2. Oliver H. Prince, A Digest of the Laws of the State of Georgia: Containing All Statutes and the Substance of All Resolutions of a General and Public Nature, and Now in Force, Which Have Been Passed in This State, Previous to the Session of the General Assembly of Dec. 1837. With Occasional Explanatory Notes, and Connecting References, to Which is Added an Appendix, Containing the Constitution of the United States; the Constitution of the State of Georgia as Amended; the Statute of Fraud and Perjuries; the Habeas Corpus Act &c. Also a Synopsis of the Local Acts, Arranged to Each County, and Classed under Appropriate Heads. With a Copious Index., 2nd Edition: 18 (Athens, Georgia: Privately published, 1837); accessed through Google Books.

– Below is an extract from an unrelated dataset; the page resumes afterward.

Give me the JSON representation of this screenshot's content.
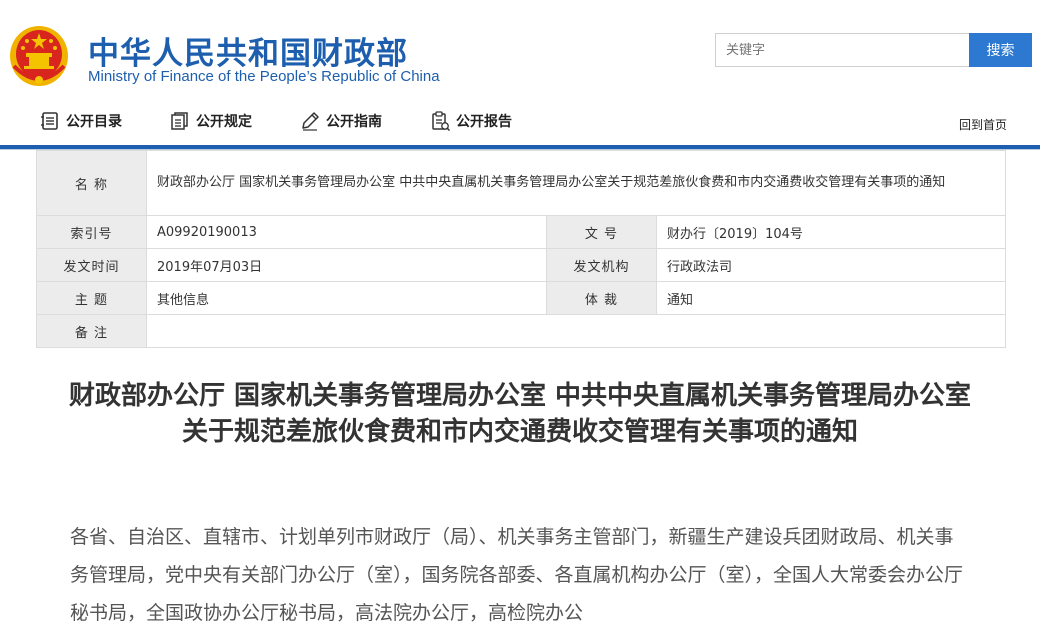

3. William Dawson, A Compilation of the Laws of the State of Georgia, Passed by the General Assembly, Since the Year 1819 to the Year 1829, Inclusive, Comprising All the Laws Passed Within Those Periods, Arranged Under Titles, with Marginal Notes, and Notes of Reference to the Laws or Parts of Laws Which Are Amended or Repealed. To Which Are Added, Such Concurred and Approved Resolutions as Are Either of General, Local, or Private Nature. Concluded with a Full and Ample Index to the Laws, and a Separate One to the Resolutions.: 49 – 51 (Greensboro, Georgia: Grantland and Orme, 1831); accessed through Google Books. An act of 1823 required county academies to keep a “bound book” to record the proceedings of those institutions (Prince, p. 21). A very few lists date from 1823 to 1828, possibly because of this requirement.
4. For more information about 19th century education in Georgia, see Education in Georgia by Charles Edgeworth Jones (a circular issued by the Bureau of Education in 1889, available through Google Books) and Secondary Education in Georgia by Elbert W. G. Boogher (Philadelphia: L. F. Huntzinger Co., Inc., 1933).
5. 1850 U. S. census, Jackson County, Georgia, population schedule, Subdivision No. 45, page 29B, dwelling 435, family [blank]; digital image, Ancestry.com: accessed 10 November 2012; citing NARA microfilm publication M432, roll 74. Also enumerated in this household was Elizabeth Roberts, age 42, China’s presumed wife.